Yes, music is at its best and most creative when it refuses point blank to exist in the stylistic world it already knows. But, no, that is absolutely not the same thing as this nebulous world of major label crossover music currently being dished up as ‘classical’ music. When recently I read the blogger Norman Lebrecht say in connection with the Bristol Proms that labeling music as ‘classical music’ is missing the point – ‘It’s not classical. Music is music. The moment you start putting categories to things, you diminish them’ – a little part of me died. Because exactly the opposite is true.
An example: if a composer wants to work with jazz, what can that mean? You could, of course, concoct a score that deals superficially with the surface cliché of jazz – those melodic hooks, stock chord sequences and wah-wah trumpet sounds that evoke classic Herman Leonard photographs of smoky jazz clubs populated by drug ridden, down on their luck musicians.
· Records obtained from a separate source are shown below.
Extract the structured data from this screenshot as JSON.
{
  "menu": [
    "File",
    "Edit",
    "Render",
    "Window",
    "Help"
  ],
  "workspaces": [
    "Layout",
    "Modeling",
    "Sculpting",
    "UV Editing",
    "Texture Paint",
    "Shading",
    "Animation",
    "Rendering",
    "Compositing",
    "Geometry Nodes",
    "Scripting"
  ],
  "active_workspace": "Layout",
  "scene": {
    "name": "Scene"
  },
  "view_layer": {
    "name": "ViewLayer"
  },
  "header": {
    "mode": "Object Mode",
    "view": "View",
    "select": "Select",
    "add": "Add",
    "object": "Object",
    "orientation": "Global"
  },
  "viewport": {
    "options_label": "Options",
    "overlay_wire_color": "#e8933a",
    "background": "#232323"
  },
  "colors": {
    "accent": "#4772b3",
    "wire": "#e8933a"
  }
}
But categorising jazz begins to make sense of it creatively. Is this piece you want to write riffing off ideas from early ‘Classic jazz’, from the jazz of Jelly Roll Morton or Louis Armstrong? Or is interested in bebop? The journey between Louis Armstrong and Charlie Parker is long and complex; but even if your piece is commenting on bebop, do you mean the purist bop of Charlie Parker and Dizzy Gillespie, or the bop of Thelonious Monk, with its references to stride piano that crash at the very brink of Modernity – or with the so-called ‘Hard bop’ of Lee Morgan and Art Blakey? To compose with this material you must know the difference. And perhaps your composed response might want to subliminally imply that the harmonic and rhythm techniques of bebop were mirrored in the music surrounding it – the rhythmic smack in face typical of Stravinsky’s music or the harmonic smoke-and-mirrors of Messiaen. Only when engaging with music rigorously can you start to look beyond categories; only then do you realise that Monk was rooted in bop but actually had little to do with it; only then can you understand how far Tippett’s vision of the symphony moved outside any idea of what an ‘English symphony’ could be.